Passionate about social media, technology, and digital environments, I research and consult on how we communicate, connect, and find balance in changing environments. As a psychologist I applies theory, practice, and research to humanizing the technological landscape and digital experience.

I am a faculty member of Fielding Graduate University’s Media Psychology program and a senior research fellow at the Media Psychology Research Center, a research and consulting organization helping companies create positive and effective media, messaging, and technology. I frequently speak internationally on psychological components and influences of media and technology on human behavior.
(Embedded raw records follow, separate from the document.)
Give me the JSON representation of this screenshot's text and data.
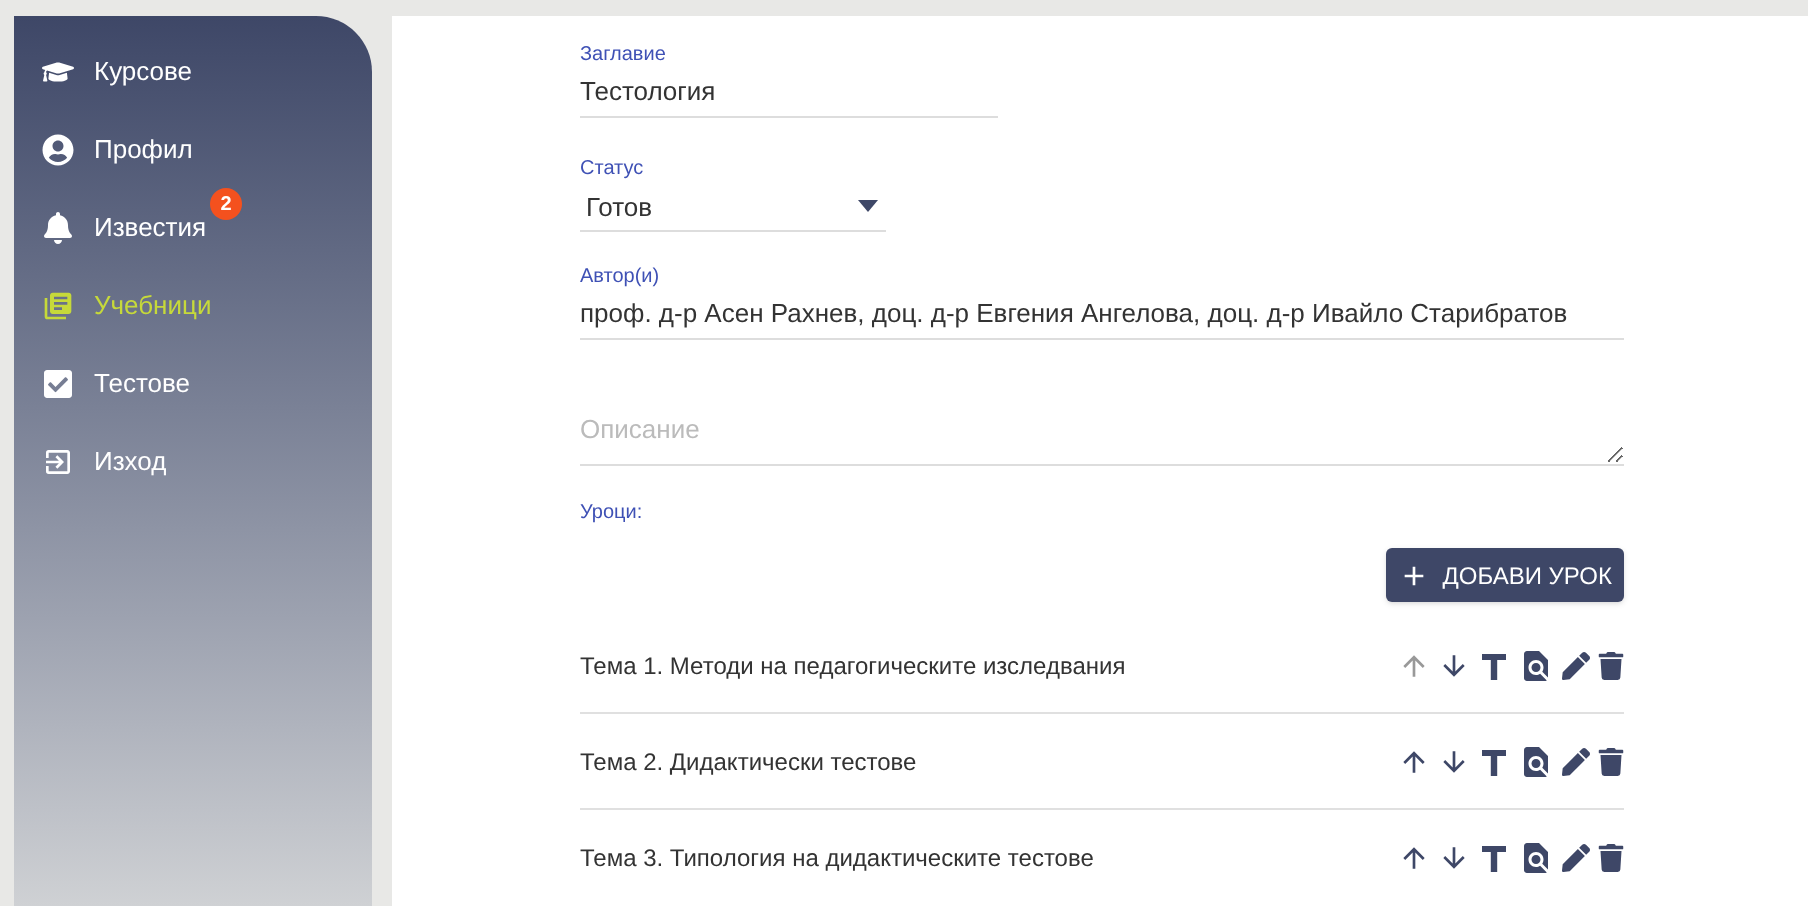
{
  "sidebar": {
    "items": [
      {
        "kind": "courses",
        "label": "Курсове",
        "selected": false
      },
      {
        "kind": "profile",
        "label": "Профил",
        "selected": false
      },
      {
        "kind": "notifications",
        "label": "Известия",
        "selected": false,
        "badge": "2"
      },
      {
        "kind": "textbooks",
        "label": "Учебници",
        "selected": true
      },
      {
        "kind": "tests",
        "label": "Тестове",
        "selected": false
      },
      {
        "kind": "logout",
        "label": "Изход",
        "selected": false
      }
    ]
  },
  "form": {
    "title": {
      "label": "Заглавие",
      "value": "Тестология"
    },
    "status": {
      "label": "Статус",
      "value": "Готов"
    },
    "authors": {
      "label": "Автор(и)",
      "value": "проф. д-р Асен Рахнев, доц. д-р Евгения Ангелова, доц. д-р Ивайло Старибратов"
    },
    "description": {
      "placeholder": "Описание"
    },
    "lessons_label": "Уроци:",
    "add_button": "ДОБАВИ УРОК",
    "lessons": [
      {
        "title": "Тема 1. Методи на педагогическите изследвания",
        "up_disabled": true
      },
      {
        "title": "Тема 2. Дидактически тестове",
        "up_disabled": false
      },
      {
        "title": "Тема 3. Типология на дидактическите тестове",
        "up_disabled": false
      }
    ]
  }
}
As a consultant I examine the cultural influence on human behavior and digital media, virtual communities and augmented reality, connection through social media communities, the psychology behind effective communication design, new and changing learning communities, and how to create solid user experience design.

I am always interested with how we connect, form relationships, communicate, and make meaning in digital environments. I enjoy extending the conversation through writing, speaking, teaching, and research. In general I am interested in our lived experiences and enjoy hearing the individual stories of how we engage.

I write for both academic and popular audiences grounding my writing in psychology, science, research, and story. I am currently co-authoring the Science of Audience Engagement with Dr. Rutledge and recently co-authored Mad Men Unzipped about Mad Men fans engagement and how they meaning of their lives through watching the show. I author a blog on Psychology Today.com called “The Digital Life” and regularly engage with reporters on current topics in media psychology and technology. Recent interviews include The Atlantic, US News and World Report, Self Magazine, Internet Magazine, and Cosmopolitan.

I regularly speak on audience engagement, augmented reality, media and technology issues with privacy and ethics, learning environments, media psychology and technology for good, and how we interface with technology.

I began my career studying engineering and then made the unusual jump to advertising and public relations. While it might not have made sense at the time it fueled my interest the science and technology behind how we are driven to connect and communicate. With experience in design and usability I discovered the newly emerging field of Media Psychology. I have been researching and teaching in Media Psychology and Technology ever since. My passion remains in how we connect and make meaning in digital environments (which is not also coming to mean through digital environments). I enjoy the dialogue with others on the topic and continue to uncover new areas for research and understanding.